Records Start Marker

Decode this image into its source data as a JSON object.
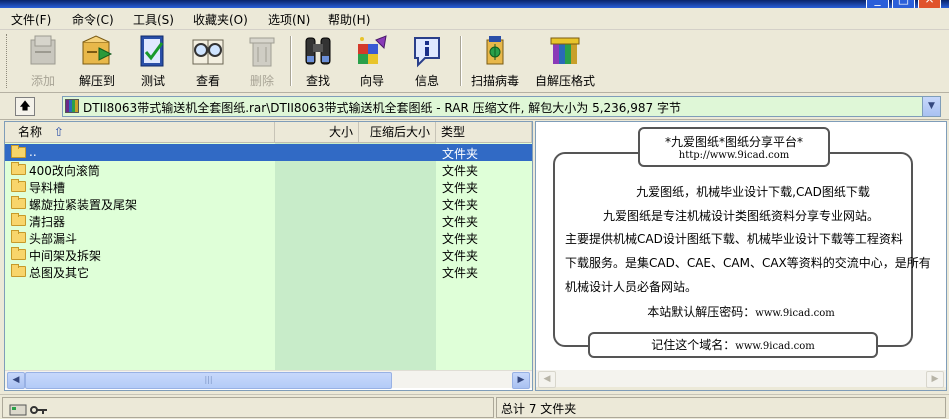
{
  "menu": [
    "文件(F)",
    "命令(C)",
    "工具(S)",
    "收藏夹(O)",
    "选项(N)",
    "帮助(H)"
  ],
  "toolbar": [
    {
      "label": "添加",
      "icon": "add-icon",
      "disabled": true
    },
    {
      "label": "解压到",
      "icon": "extract-icon",
      "disabled": false
    },
    {
      "label": "测试",
      "icon": "test-icon",
      "disabled": false
    },
    {
      "label": "查看",
      "icon": "view-icon",
      "disabled": false
    },
    {
      "label": "删除",
      "icon": "delete-icon",
      "disabled": true
    },
    {
      "label": "查找",
      "icon": "find-icon",
      "disabled": false
    },
    {
      "label": "向导",
      "icon": "wizard-icon",
      "disabled": false
    },
    {
      "label": "信息",
      "icon": "info-icon",
      "disabled": false
    },
    {
      "label": "扫描病毒",
      "icon": "virus-scan-icon",
      "disabled": false
    },
    {
      "label": "自解压格式",
      "icon": "sfx-icon",
      "disabled": false
    }
  ],
  "address": {
    "path": "DTII8063带式输送机全套图纸.rar\\DTII8063带式输送机全套图纸 - RAR 压缩文件, 解包大小为 5,236,987 字节"
  },
  "columns": {
    "name": "名称",
    "size": "大小",
    "packed": "压缩后大小",
    "type": "类型"
  },
  "files": [
    {
      "name": "..",
      "type": "文件夹",
      "selected": true
    },
    {
      "name": "400改向滚筒",
      "type": "文件夹",
      "selected": false
    },
    {
      "name": "导料槽",
      "type": "文件夹",
      "selected": false
    },
    {
      "name": "螺旋拉紧装置及尾架",
      "type": "文件夹",
      "selected": false
    },
    {
      "name": "清扫器",
      "type": "文件夹",
      "selected": false
    },
    {
      "name": "头部漏斗",
      "type": "文件夹",
      "selected": false
    },
    {
      "name": "中间架及拆架",
      "type": "文件夹",
      "selected": false
    },
    {
      "name": "总图及其它",
      "type": "文件夹",
      "selected": false
    }
  ],
  "info": {
    "banner_title": "*九爱图纸*图纸分享平台*",
    "banner_url": "http://www.9icad.com",
    "line1": "九爱图纸，机械毕业设计下载,CAD图纸下载",
    "line2": "九爱图纸是专注机械设计类图纸资料分享专业网站。",
    "line3": "主要提供机械CAD设计图纸下载、机械毕业设计下载等工程资料",
    "line4": "下载服务。是集CAD、CAE、CAM、CAX等资料的交流中心，是所有",
    "line5": "机械设计人员必备网站。",
    "password_label": "本站默认解压密码：",
    "password_value": "www.9icad.com",
    "remember_label": "记住这个域名：",
    "remember_value": "www.9icad.com"
  },
  "status": {
    "total": "总计 7 文件夹"
  },
  "colors": {
    "selected_row": "#316ac5",
    "name_column_bg": "#dfffd8",
    "size_column_bg": "#c8ecc9"
  }
}
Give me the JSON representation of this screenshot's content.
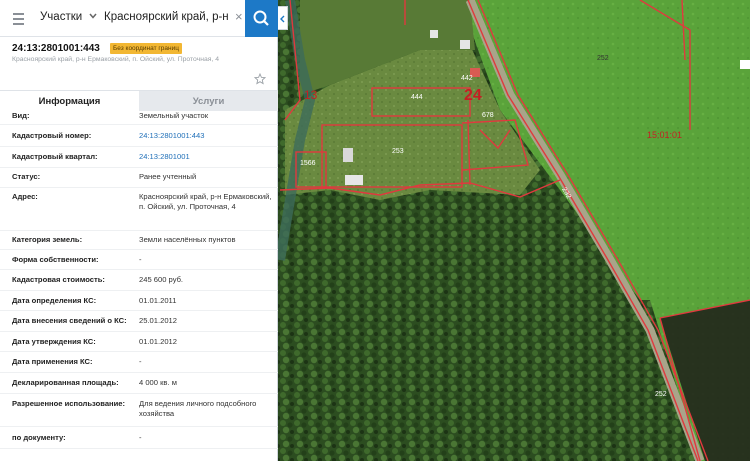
{
  "search": {
    "layer_label": "Участки",
    "query": "Красноярский край, р-н Ерма",
    "clear_symbol": "×"
  },
  "object": {
    "cadastral_number": "24:13:2801001:443",
    "badge": "Без координат границ",
    "address_line": "Красноярский край, р-н Ермаковский, п. Ойский, ул. Проточная, 4"
  },
  "tabs": {
    "info": "Информация",
    "services": "Услуги"
  },
  "fields": [
    {
      "label": "Вид:",
      "value": "Земельный участок",
      "link": false
    },
    {
      "label": "Кадастровый номер:",
      "value": "24:13:2801001:443",
      "link": true
    },
    {
      "label": "Кадастровый квартал:",
      "value": "24:13:2801001",
      "link": true
    },
    {
      "label": "Статус:",
      "value": "Ранее учтенный",
      "link": false
    },
    {
      "label": "Адрес:",
      "value": "Красноярский край, р-н Ермаковский, п. Ойский, ул. Проточная, 4",
      "link": false
    },
    {
      "label": "Категория земель:",
      "value": "Земли населённых пунктов",
      "link": false
    },
    {
      "label": "Форма собственности:",
      "value": "-",
      "link": false
    },
    {
      "label": "Кадастровая стоимость:",
      "value": "245 600 руб.",
      "link": false
    },
    {
      "label": "Дата определения КС:",
      "value": "01.01.2011",
      "link": false
    },
    {
      "label": "Дата внесения сведений о КС:",
      "value": "25.01.2012",
      "link": false
    },
    {
      "label": "Дата утверждения КС:",
      "value": "01.01.2012",
      "link": false
    },
    {
      "label": "Дата применения КС:",
      "value": "-",
      "link": false
    },
    {
      "label": "Декларированная площадь:",
      "value": "4 000 кв. м",
      "link": false
    },
    {
      "label": "Разрешенное использование:",
      "value": "Для ведения личного подсобного хозяйства",
      "link": false
    },
    {
      "label": "по документу:",
      "value": "-",
      "link": false
    }
  ],
  "map": {
    "parcel_labels": [
      "24",
      "13",
      "252",
      "444",
      "442",
      "678",
      "253",
      "1566",
      "15:01:01",
      "232",
      "252"
    ],
    "boundary_color": "#e0393e",
    "field_color": "#4f9a34",
    "forest_color": "#2a4a1f"
  }
}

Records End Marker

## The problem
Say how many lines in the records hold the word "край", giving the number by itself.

## Written solution
3